- Use an ergonomically correct workstation that includes a wrist pad. Keep a wrist pad at the bottom of your keyboard to help keep your wrists in a neutral, almost straight position when you are not typing. When you are actively typing, keep your forearms raised a little, so your hands and wrists can move freely.
- Center the work in front of you. Keep it as low as you can, but make sure the keyboard or workstation doesn’t touch your legs.
- Keep your forearms parallel to the floor or just slightly lower.
- Keep your hands and wrists in line with your forearms.
- Hold your elbows close to your sides.
- Take short breaks every 15 minutes.
- Don’t lean on your wrists or the heels of your hands.
- Stretch your body and perform some wrist stretches.
- Change your computer mouse. There are many styles to choose from. Some will change the position of your hand and help reduce the stress on your wrist. It might take a few tries to find one that works for you.
Lifestyle Changes to Prevent Carpal Tunnel Syndrome
You can also prevent carpal tunnel syndrome by making some lifestyle changes.
- Maintain a healthy weight. Carrying additional weight can slow down how fast the nerves travel to your hand. Extra weight can result in a lack of physical activity, which can increase the risk of carpal tunnel syndrome.
- Use a loose grip. No matter what you do, practice it with a loose grip. If you hold something too tightly, whether it’s a paintbrush, pencil, or another small tool, it can contribute to wrist compression and increase the risk of developing carpal tunnel syndrome. To avoid this, practice some wrist exercises while you work, such as deliberately loosening your grip and shaking your hand while holding a pen or brush.
- Stop smoking. If you are a smoker, it can interfere with blood flow. This can increase your chances of developing carpal tunnel and make the symptoms worse.
- Wear a wrist brace. A wrist brace can help both during the day and at night. It will keep your wrist straight when performing repetitive tasks and also keep it straight while you sleep. Make sure to move your wrist when you take the brace off to keep it strong and flexible, but make sure you don’t put too much stress on it.
- Avoid repetitive tasks. This is easier said than done if your job requires repetition. If you can, change hands to give your dominant wrist a break.
Preventing Carpal Tunnel Syndrome While Gaming
Gamers who spend hours using a keyboard or game controller are at risk for developing carpal tunnel syndrome. Some tips for preventing the symptoms include:

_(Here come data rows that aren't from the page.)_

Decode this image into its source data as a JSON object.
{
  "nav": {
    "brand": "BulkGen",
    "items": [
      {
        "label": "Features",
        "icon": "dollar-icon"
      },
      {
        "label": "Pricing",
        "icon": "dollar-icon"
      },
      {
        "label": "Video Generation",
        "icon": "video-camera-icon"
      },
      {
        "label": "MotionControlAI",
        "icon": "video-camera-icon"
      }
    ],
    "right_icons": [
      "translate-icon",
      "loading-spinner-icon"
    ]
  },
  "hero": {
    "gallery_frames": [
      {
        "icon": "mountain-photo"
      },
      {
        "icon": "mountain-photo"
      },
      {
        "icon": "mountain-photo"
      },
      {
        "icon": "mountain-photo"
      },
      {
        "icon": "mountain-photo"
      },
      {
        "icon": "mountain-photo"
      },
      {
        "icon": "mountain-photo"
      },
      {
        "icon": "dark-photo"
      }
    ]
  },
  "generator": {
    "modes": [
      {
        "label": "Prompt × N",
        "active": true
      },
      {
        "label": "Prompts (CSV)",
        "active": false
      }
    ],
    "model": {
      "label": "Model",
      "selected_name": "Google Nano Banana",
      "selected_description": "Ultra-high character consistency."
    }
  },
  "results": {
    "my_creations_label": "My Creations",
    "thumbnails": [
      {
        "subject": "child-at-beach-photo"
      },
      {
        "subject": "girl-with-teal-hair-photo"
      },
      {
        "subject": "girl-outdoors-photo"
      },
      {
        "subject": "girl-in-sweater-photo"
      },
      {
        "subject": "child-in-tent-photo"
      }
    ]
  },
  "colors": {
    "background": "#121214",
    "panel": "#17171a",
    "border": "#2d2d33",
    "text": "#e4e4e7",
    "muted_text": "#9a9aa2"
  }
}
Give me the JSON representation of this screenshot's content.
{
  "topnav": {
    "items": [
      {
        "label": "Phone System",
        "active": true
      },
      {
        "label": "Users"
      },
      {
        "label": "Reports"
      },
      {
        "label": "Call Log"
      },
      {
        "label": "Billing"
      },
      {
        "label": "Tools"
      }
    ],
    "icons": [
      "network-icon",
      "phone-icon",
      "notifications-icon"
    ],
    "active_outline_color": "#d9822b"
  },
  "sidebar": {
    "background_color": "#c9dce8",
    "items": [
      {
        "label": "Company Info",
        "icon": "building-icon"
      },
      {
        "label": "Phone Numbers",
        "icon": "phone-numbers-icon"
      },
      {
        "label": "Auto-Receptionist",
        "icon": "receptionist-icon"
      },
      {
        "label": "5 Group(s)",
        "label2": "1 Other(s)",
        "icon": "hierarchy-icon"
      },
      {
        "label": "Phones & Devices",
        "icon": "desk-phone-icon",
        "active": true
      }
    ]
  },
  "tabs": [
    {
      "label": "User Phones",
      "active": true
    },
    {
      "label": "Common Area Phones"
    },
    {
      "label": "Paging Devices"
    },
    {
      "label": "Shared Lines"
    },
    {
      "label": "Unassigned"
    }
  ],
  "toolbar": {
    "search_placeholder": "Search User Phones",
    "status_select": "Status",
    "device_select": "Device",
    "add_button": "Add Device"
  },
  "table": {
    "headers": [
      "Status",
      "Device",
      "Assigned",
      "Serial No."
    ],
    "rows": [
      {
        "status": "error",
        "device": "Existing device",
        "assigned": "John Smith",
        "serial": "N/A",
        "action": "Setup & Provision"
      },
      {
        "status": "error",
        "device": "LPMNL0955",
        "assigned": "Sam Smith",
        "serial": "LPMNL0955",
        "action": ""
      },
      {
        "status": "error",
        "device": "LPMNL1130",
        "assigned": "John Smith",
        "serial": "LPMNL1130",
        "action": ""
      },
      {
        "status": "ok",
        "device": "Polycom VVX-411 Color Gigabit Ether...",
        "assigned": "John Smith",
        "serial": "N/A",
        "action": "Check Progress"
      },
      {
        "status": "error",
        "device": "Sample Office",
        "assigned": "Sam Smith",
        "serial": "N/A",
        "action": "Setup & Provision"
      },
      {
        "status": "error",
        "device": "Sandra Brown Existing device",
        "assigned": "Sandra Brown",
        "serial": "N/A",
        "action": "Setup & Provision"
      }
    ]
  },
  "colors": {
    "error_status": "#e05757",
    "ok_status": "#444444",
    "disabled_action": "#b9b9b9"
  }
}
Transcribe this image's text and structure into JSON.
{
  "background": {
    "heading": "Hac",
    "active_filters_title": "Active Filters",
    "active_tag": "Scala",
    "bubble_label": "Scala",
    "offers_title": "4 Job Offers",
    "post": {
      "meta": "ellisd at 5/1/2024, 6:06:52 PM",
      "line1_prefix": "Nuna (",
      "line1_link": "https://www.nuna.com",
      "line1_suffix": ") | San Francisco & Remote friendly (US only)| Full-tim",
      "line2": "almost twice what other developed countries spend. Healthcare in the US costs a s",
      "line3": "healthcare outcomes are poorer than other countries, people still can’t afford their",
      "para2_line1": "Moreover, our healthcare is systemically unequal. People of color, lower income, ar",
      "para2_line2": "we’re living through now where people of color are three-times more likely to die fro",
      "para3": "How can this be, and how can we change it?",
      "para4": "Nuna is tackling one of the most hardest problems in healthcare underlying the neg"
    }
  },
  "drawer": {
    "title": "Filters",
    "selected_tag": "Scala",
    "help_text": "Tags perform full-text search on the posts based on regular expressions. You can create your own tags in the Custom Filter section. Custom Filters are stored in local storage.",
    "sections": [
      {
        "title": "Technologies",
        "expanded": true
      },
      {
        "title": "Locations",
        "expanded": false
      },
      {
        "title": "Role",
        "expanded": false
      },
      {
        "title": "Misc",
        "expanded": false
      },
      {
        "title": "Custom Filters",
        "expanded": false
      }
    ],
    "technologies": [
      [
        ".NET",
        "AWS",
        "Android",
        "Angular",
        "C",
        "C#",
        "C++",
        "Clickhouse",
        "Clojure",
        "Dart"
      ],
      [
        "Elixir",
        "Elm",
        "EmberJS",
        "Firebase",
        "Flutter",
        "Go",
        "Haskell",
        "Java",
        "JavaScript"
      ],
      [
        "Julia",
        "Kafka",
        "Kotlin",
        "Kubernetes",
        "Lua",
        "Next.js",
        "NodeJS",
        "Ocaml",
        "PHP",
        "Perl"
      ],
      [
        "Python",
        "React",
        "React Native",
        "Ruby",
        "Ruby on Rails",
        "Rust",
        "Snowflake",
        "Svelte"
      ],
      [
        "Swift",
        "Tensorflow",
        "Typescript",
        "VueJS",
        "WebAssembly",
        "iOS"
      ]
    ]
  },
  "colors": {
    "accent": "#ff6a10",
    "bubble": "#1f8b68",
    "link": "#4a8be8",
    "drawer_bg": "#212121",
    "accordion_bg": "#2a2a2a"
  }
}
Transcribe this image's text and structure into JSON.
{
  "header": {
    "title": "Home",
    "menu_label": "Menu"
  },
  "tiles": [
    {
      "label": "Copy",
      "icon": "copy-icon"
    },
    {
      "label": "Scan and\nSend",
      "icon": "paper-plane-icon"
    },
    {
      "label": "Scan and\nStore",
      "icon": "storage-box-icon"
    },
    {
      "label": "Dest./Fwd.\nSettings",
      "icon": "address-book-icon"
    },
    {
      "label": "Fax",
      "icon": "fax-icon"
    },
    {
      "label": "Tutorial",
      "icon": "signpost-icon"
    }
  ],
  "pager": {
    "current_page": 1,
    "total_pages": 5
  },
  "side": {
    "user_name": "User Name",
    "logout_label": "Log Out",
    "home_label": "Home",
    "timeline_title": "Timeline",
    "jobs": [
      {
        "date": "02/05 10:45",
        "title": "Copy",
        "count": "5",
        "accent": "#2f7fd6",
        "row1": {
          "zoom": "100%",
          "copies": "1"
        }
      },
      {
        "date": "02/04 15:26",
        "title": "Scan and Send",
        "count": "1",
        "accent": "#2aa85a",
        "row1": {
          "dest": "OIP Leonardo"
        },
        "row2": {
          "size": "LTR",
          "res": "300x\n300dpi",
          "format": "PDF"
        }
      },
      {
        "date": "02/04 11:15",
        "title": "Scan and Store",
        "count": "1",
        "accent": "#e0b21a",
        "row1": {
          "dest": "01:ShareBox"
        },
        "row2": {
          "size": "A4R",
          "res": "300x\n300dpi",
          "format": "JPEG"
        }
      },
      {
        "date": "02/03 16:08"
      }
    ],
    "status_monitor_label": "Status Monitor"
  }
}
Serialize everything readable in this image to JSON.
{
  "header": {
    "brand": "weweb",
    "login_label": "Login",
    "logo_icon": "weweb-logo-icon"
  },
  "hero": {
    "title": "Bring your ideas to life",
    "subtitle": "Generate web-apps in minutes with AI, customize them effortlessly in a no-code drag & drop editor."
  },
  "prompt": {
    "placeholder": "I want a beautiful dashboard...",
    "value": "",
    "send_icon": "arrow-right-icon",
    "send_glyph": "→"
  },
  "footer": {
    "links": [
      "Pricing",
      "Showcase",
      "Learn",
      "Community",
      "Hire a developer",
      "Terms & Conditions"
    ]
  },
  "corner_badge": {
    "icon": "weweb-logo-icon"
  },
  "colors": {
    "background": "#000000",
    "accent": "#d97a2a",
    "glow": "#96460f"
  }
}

- Take breaks. Give your hands a break by taking some time away from the computer or gaming console. Every couple of hours, get up and move around. This will also improve circulation.
- Use correct posture. Sit up straight and position your screen at a level where you can keep your head up and eyes straight.
- Use an ergonomic mouse. A vertical mouse that changes the position of your wrist might be the answer.
Stretching Exercises to Prevent Carpal Tunnel Syndrome Symptoms
Stretching is another way to help prevent symptoms and relieve pressure on the nerve.
- Rotate your wrist up and down to help relieve any stiffness.
- Prayer stretch. Place your palms together over your head. Keeping your palms together, move your hands downward as far as you can. Hold for five to 10 seconds and repeat.
- Wrist flexor stretch. Put out one hand with the palm toward the floor. Use your wrist to bend the hand upward, and use the other hand to pull back on that hand until you feel a stretch.
- Gently use one hand to push back the thumb on your other hand until you feel a slight stretch.
- Stretch your fingers out, making a space between each finger. Relax your hand back to so it’s flat. You can do this a few times to stretch the tendons that run through each finger.
If you perform repetitive motion using your hands and wrists, whether it’s for work or a hobby, you could be at risk of developing carpal tunnel syndrome. Contact us at The Hand and Wrist Institute for more information about steps you can take to prevent it.